Sign Up for Free

Can you do some kind of streamlined refinance? I'm not well versed in those, but I seem to recall that VA and FHA loans waive a bunch of stuff (I think income verification was one) when it is simply refinancing to reduce interest (not pull out cash). The VA one does NOT require owner occupancy. Is there something like an interest reduction refinance available for normal loan products?

@Kevin Harrison . Yes, which is why I wrote, "Is there something like an interest reduction refinance available for normal loan products?"

If similar streamline-type refinances are available for standard products, then that may be an option.

you really want to refi that house to make it profitable.

if not, I would sell it and trade the unit for one that performs

paying off the loan is not a solution, it's just a really lousy accounting magic trick. You would be trading cash for equal equity, you gain nothing and lose a ton. you would be giving up liquidity for nothing and the only way to get it back is to borrow it back. Also, paying off your note doesn't make your unit perform any better it just means you're subsidizing the future negative cash flows but all up front, like the reverse of a cash-out refinance.

refi the unit, if you can't do that then sell it. It's underperforming and you can't fix that with cash you can only fix it (maybe)  with lower expenses or higher revenue. If you're unsure what bank options you have, find ~20-30 banks, contact each of them and find someone who will work with you.

@Kevin Harrison . If you look into the VA interest rate reduction loans you DO NOT have to owner occupy. Please do your research. The initial loan requires owner occupancy, which is not what we are talking about. In the interest of not derailing that actual question from the original posts, feel free to PM me if you have questions about how a VA loan or refinance works.

I would talk to at least 5 local portfolio lenders before you say "I can't refi" -- you have equity in the house as it is now, and the house brings in income, and you're refing the current balance not cashing out. 

Lenders will look at the income the property brings in when calculating DTI ratios (I hear ~70% of the rents is average) so as long as you have enough in reported income to qualify the rest of it you're good. Big banks generally want to see 2 years of rental income on taxes, smaller/local lenders will typically use anywhere from "signed leases" to "6 months of rental income". The loan amount is likely too small for commercial financing, but that's another good option; in that case generally ONLY the income from the property is used (but they usually want bigger loan amounts)

Originally posted by @Wes Brand :

I would talk to at least 5 local portfolio lenders before you say "I can't refi" -- you have equity in the house as it is now, and the house brings in income, and you're refing the current balance not cashing out. 
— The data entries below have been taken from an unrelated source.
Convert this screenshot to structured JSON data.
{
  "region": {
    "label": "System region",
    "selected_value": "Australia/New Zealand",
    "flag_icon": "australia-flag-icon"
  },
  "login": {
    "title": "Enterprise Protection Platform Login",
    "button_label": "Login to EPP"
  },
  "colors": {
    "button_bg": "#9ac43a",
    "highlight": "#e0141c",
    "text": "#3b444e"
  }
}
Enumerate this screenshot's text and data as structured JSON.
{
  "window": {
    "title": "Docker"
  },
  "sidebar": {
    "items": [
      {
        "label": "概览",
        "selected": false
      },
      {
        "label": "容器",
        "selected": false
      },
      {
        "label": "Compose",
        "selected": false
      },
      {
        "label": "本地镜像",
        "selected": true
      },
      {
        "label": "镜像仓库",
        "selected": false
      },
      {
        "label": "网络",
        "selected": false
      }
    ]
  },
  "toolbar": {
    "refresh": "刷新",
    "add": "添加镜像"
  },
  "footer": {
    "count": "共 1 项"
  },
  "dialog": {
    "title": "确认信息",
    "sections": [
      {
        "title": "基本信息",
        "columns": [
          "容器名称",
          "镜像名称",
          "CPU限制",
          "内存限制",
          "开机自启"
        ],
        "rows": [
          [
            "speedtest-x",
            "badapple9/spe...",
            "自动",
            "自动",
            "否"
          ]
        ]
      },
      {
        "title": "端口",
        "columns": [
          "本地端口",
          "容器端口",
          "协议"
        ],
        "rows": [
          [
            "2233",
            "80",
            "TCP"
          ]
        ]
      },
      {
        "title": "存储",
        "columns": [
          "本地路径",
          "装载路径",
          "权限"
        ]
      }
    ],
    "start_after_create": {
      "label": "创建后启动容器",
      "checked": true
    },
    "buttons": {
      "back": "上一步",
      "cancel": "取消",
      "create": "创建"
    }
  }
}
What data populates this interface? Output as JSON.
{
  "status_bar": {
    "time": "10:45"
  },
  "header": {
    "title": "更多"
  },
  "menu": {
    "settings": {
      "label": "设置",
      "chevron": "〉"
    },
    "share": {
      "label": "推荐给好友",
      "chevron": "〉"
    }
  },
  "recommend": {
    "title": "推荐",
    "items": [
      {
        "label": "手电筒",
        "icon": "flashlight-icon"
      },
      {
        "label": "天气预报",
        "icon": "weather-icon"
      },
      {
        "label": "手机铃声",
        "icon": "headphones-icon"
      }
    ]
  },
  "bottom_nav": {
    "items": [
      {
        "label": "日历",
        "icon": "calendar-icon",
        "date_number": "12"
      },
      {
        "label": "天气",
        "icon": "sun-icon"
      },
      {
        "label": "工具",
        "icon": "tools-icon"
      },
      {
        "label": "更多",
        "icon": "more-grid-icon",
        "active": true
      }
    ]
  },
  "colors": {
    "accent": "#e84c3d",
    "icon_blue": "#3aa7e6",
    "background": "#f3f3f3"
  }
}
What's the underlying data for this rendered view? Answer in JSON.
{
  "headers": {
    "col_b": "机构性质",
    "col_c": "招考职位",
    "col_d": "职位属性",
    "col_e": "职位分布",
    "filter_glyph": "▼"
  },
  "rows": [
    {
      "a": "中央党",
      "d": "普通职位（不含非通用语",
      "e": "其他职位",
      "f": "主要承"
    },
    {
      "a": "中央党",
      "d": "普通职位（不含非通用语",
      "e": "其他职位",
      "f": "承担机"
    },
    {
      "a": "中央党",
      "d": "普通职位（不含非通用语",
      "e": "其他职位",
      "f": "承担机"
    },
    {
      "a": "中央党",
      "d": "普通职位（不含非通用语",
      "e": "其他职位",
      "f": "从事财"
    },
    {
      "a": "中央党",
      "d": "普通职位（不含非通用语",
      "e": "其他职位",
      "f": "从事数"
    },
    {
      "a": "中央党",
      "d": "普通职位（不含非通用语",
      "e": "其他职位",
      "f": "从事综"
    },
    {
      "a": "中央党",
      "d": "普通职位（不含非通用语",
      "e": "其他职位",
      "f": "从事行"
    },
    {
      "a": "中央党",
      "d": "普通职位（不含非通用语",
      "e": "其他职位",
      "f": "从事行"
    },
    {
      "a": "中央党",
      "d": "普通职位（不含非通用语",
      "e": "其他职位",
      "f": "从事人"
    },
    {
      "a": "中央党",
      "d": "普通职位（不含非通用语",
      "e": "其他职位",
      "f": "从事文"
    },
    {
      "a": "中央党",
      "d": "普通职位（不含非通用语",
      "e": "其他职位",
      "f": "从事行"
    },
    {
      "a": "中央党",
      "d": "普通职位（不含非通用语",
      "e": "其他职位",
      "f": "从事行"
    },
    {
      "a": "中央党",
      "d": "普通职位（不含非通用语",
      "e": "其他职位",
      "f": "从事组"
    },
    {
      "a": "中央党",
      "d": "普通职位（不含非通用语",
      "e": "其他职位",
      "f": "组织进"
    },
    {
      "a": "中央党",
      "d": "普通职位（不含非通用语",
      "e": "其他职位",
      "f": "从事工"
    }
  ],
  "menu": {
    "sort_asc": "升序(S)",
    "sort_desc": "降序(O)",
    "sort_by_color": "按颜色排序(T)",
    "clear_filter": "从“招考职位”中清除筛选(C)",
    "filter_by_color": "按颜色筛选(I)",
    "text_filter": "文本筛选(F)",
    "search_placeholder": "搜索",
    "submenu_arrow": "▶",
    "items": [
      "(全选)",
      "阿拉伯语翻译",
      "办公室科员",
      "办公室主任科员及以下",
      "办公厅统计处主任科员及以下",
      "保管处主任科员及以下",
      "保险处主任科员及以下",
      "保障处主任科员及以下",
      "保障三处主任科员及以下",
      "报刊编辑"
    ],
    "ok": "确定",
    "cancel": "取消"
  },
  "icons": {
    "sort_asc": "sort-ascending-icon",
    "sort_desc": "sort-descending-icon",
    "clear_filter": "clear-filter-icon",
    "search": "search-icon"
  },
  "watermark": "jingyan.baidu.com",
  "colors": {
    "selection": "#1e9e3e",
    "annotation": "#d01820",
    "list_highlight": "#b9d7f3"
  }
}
Lenders will look at the income the property brings in when calculating DTI ratios (I hear ~70% of the rents is average) so as long as you have enough in reported income to qualify the rest of it you're good. Big banks generally want to see 2 years of rental income on taxes, smaller/local lenders will typically use anywhere from "signed leases" to "6 months of rental income". The loan amount is likely too small for commercial financing, but that's another good option; in that case generally ONLY the income from the property is used (but they usually want bigger loan amounts)

 Thanks for the input. Yeah the reason I said I can't is mainly because my income the last 2 years has been pretty much crap and I figured they would laugh at me. I always thought there must be something since it is a rental property that's signed lease etc. 

Do you have any recommendations of companies that I could speak to that do those kind of things just to see if have a chance with it?

Thanks

I don't know lenders in Texas at all. Best bet would be to take a couple days and set up a bunch of meetings with them in person. You're looking for smaller banks (or credit unions) in the area.

Promotion
Vacasa
Vacation Rental Property Management
We do the work. You get the ROI.
We do it all for your vacation rental. All—marketing, pricing, guest requests, housekeeping & more.
Free income estimate